It works really well in place of soy sauce while preparing Chinese food. Vegan oyster sauce is one of my favorite ingredients for tofu marinades and stir-fry dishes.

Dark soy sauce vs light soy sauce

A woman's hand holds a bottle of soy sauce. There is another bottle and salt shaker next to it | Girl Meets Food

Soy sauce is essential to East Asian and Southeast Asian cuisine. Both light and dark soy sauce are equally common.

Since dark soy sauce is made with more soybeans and matured longer, it’s considerably more intense than its lighter counterpart. The darker sauce will have a thicker consistency and more depth and complexity, with a tinge of sweetness. It can enhance the flavor and add a darker color to marinades, braises, and stir-fries.

There is more wheat in and less time spent aging light soy sauce, also known as regular soy sauce. With a thinner, saltier, and slightly sweeter taste, the light sauce is used as a dipping sauce or to subtly enhance the flavor of whatever you’re cooking.

Which soy sauce to use depends on the recipe. Knowing these differences can make cooking better and more fun.

Dark soy sauce substitutes FAQs

Pouring soy sauce into a white bowl | Girl Meets Food
How many calories are in dark soy sauce?

One tablespoon of Japanese-style soy sauce (16g) contains around 8 calories.

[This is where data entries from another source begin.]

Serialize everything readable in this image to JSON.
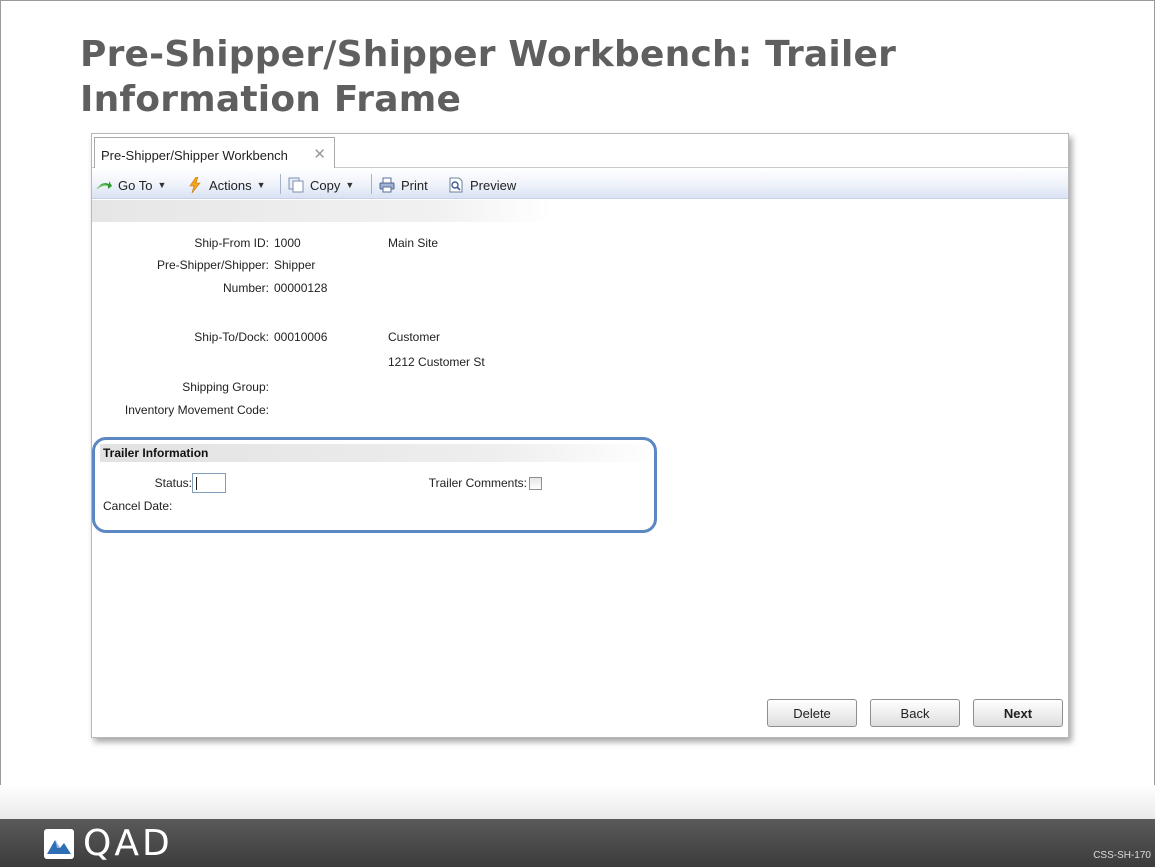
{
  "slide": {
    "title": "Pre-Shipper/Shipper Workbench: Trailer Information Frame",
    "slide_code": "CSS-SH-170",
    "logo_text": "QAD"
  },
  "window": {
    "tab_label": "Pre-Shipper/Shipper Workbench",
    "tab_close_glyph": "✕"
  },
  "toolbar": {
    "goto": "Go To",
    "actions": "Actions",
    "copy": "Copy",
    "print": "Print",
    "preview": "Preview",
    "dropdown_glyph": "▼"
  },
  "header_fields": {
    "ship_from_label": "Ship-From ID:",
    "ship_from_value": "1000",
    "ship_from_desc": "Main Site",
    "pre_shipper_label": "Pre-Shipper/Shipper:",
    "pre_shipper_value": "Shipper",
    "number_label": "Number:",
    "number_value": "00000128",
    "ship_to_label": "Ship-To/Dock:",
    "ship_to_value": "00010006",
    "ship_to_name": "Customer",
    "ship_to_address": "1212 Customer St",
    "shipping_group_label": "Shipping Group:",
    "inventory_movement_label": "Inventory Movement Code:"
  },
  "trailer_section": {
    "title": "Trailer Information",
    "status_label": "Status:",
    "status_value": "",
    "trailer_comments_label": "Trailer Comments:",
    "trailer_comments_checked": false,
    "cancel_date_label": "Cancel Date:"
  },
  "buttons": {
    "delete": "Delete",
    "back": "Back",
    "next": "Next"
  },
  "colors": {
    "highlight": "#5b87c2",
    "title_text": "#5f5f5f",
    "footer": "#4a4a4a"
  }
}
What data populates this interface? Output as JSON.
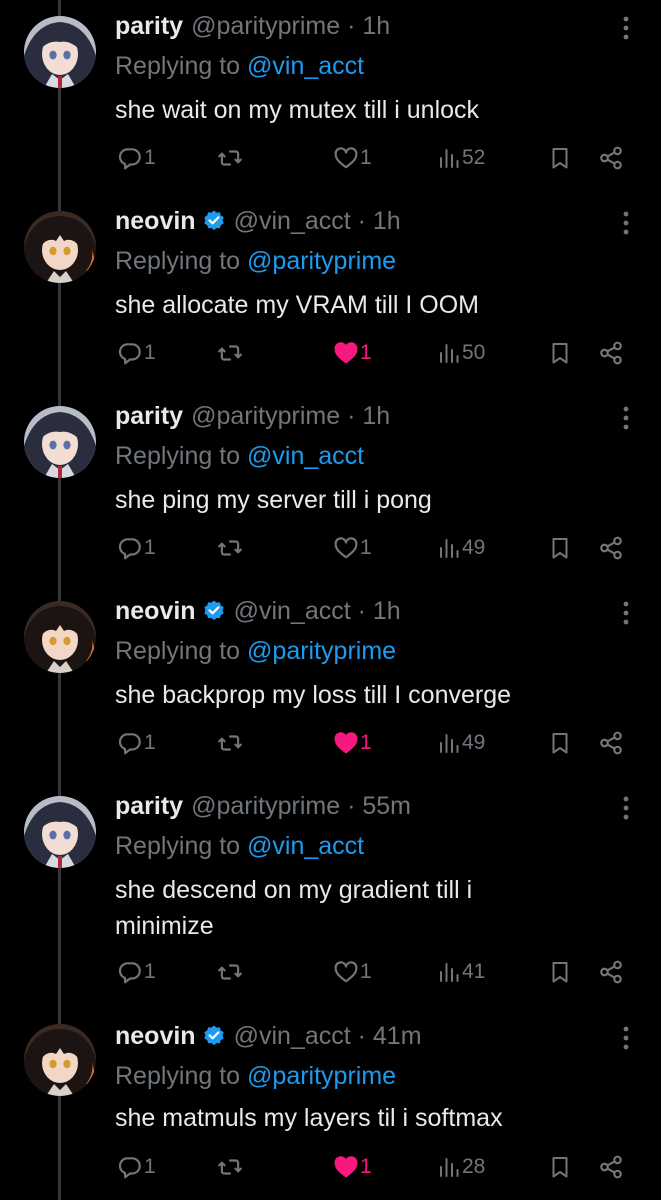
{
  "tweets": [
    {
      "id": "t1",
      "author": "parity",
      "handle": "@parityprime",
      "time": "1h",
      "verified": false,
      "avatar": "parity",
      "replying_prefix": "Replying to ",
      "replying_to": "@vin_acct",
      "text": "she wait on my mutex till i unlock",
      "replies": "1",
      "likes": "1",
      "liked": false,
      "views": "52"
    },
    {
      "id": "t2",
      "author": "neovin",
      "handle": "@vin_acct",
      "time": "1h",
      "verified": true,
      "avatar": "neovin",
      "replying_prefix": "Replying to ",
      "replying_to": "@parityprime",
      "text": "she allocate my VRAM till I OOM",
      "replies": "1",
      "likes": "1",
      "liked": true,
      "views": "50"
    },
    {
      "id": "t3",
      "author": "parity",
      "handle": "@parityprime",
      "time": "1h",
      "verified": false,
      "avatar": "parity",
      "replying_prefix": "Replying to ",
      "replying_to": "@vin_acct",
      "text": "she ping my server till i pong",
      "replies": "1",
      "likes": "1",
      "liked": false,
      "views": "49"
    },
    {
      "id": "t4",
      "author": "neovin",
      "handle": "@vin_acct",
      "time": "1h",
      "verified": true,
      "avatar": "neovin",
      "replying_prefix": "Replying to ",
      "replying_to": "@parityprime",
      "text": "she backprop my loss till I converge",
      "replies": "1",
      "likes": "1",
      "liked": true,
      "views": "49"
    },
    {
      "id": "t5",
      "author": "parity",
      "handle": "@parityprime",
      "time": "55m",
      "verified": false,
      "avatar": "parity",
      "replying_prefix": "Replying to ",
      "replying_to": "@vin_acct",
      "text": "she descend on my gradient till i minimize",
      "replies": "1",
      "likes": "1",
      "liked": false,
      "views": "41"
    },
    {
      "id": "t6",
      "author": "neovin",
      "handle": "@vin_acct",
      "time": "41m",
      "verified": true,
      "avatar": "neovin",
      "replying_prefix": "Replying to ",
      "replying_to": "@parityprime",
      "text": "she matmuls my layers til i softmax",
      "replies": "1",
      "likes": "1",
      "liked": true,
      "views": "28"
    }
  ],
  "colors": {
    "background": "#000000",
    "text": "#e7e9ea",
    "muted": "#71767b",
    "link": "#1d9bf0",
    "like": "#f91880",
    "thread_line": "#333639"
  },
  "icons": [
    "reply-icon",
    "retweet-icon",
    "heart-icon",
    "views-icon",
    "bookmark-icon",
    "share-icon",
    "more-icon",
    "verified-badge-icon"
  ]
}
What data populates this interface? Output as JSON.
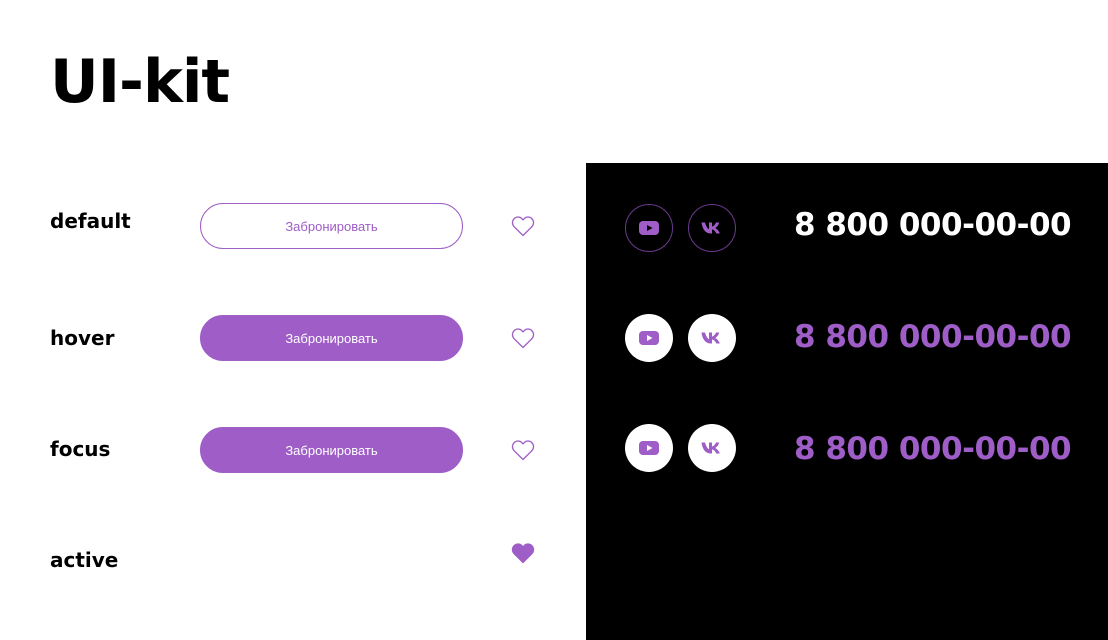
{
  "title": "UI-kit",
  "colors": {
    "accent": "#9e5dc7",
    "panel": "#000000",
    "text": "#000000"
  },
  "states": [
    {
      "label": "default"
    },
    {
      "label": "hover"
    },
    {
      "label": "focus"
    },
    {
      "label": "active"
    }
  ],
  "buttons": [
    {
      "state": "default",
      "label": "Забронировать"
    },
    {
      "state": "hover",
      "label": "Забронировать"
    },
    {
      "state": "focus",
      "label": "Забронировать"
    }
  ],
  "hearts": [
    {
      "state": "default",
      "icon": "heart-outline-icon"
    },
    {
      "state": "hover",
      "icon": "heart-outline-icon"
    },
    {
      "state": "focus",
      "icon": "heart-outline-icon"
    },
    {
      "state": "active",
      "icon": "heart-filled-icon"
    }
  ],
  "dark_panel": {
    "rows": [
      {
        "state": "default",
        "social_icons": [
          "youtube-icon",
          "vk-icon"
        ],
        "phone": "8 800 000-00-00"
      },
      {
        "state": "hover",
        "social_icons": [
          "youtube-icon",
          "vk-icon"
        ],
        "phone": "8 800 000-00-00"
      },
      {
        "state": "focus",
        "social_icons": [
          "youtube-icon",
          "vk-icon"
        ],
        "phone": "8 800 000-00-00"
      }
    ]
  }
}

How much sodium is in dark soy sauce?

One tablespoon (16g) contains 878mg of sodium.

What’s the best alternative to soy sauce for sushi?

Tamari is one of the best alternatives to dark soy sauce for sushi. It is a Japanese soy sauce that is thicker and bolder, but less salty than regular soy sauce.

Can I use low-sodium soy sauce instead of traditional soy sauce?

Yes, you can use low-sodium soy sauce instead of traditional soy sauce. It can help reduce your sodium intake.

What’s the best light soy sauce substitute?

Tamari is one of the best light soy sauce substitutes for Asian recipes.

Can I substitute soy sauce for salt?

Yes, you can substitute soy sauce for salt, but its flavor is more complex.

BOTTOM LINE: There are several dark soy sauce substitutes so that the soy sauce’s rich, nuanced flavor can be enjoyed even if you follow a gluten-free, soy-free, or vegan diet.

You can cook using coconut aminos, tamari sauce, mushroom soy sauce and more. Try one of these alternatives to make your favorite Asian dish that suits your taste preferences.

What’s your ideal substitute for dark soy sauce? Share your thoughts in the comments!

Love sauces? Check out these horseradish substitutes for your spicy condiments or alternatives to basil leaves for unique pesto ideas! Or if you’re going sweet, learn how to replace strawberry extract in baking!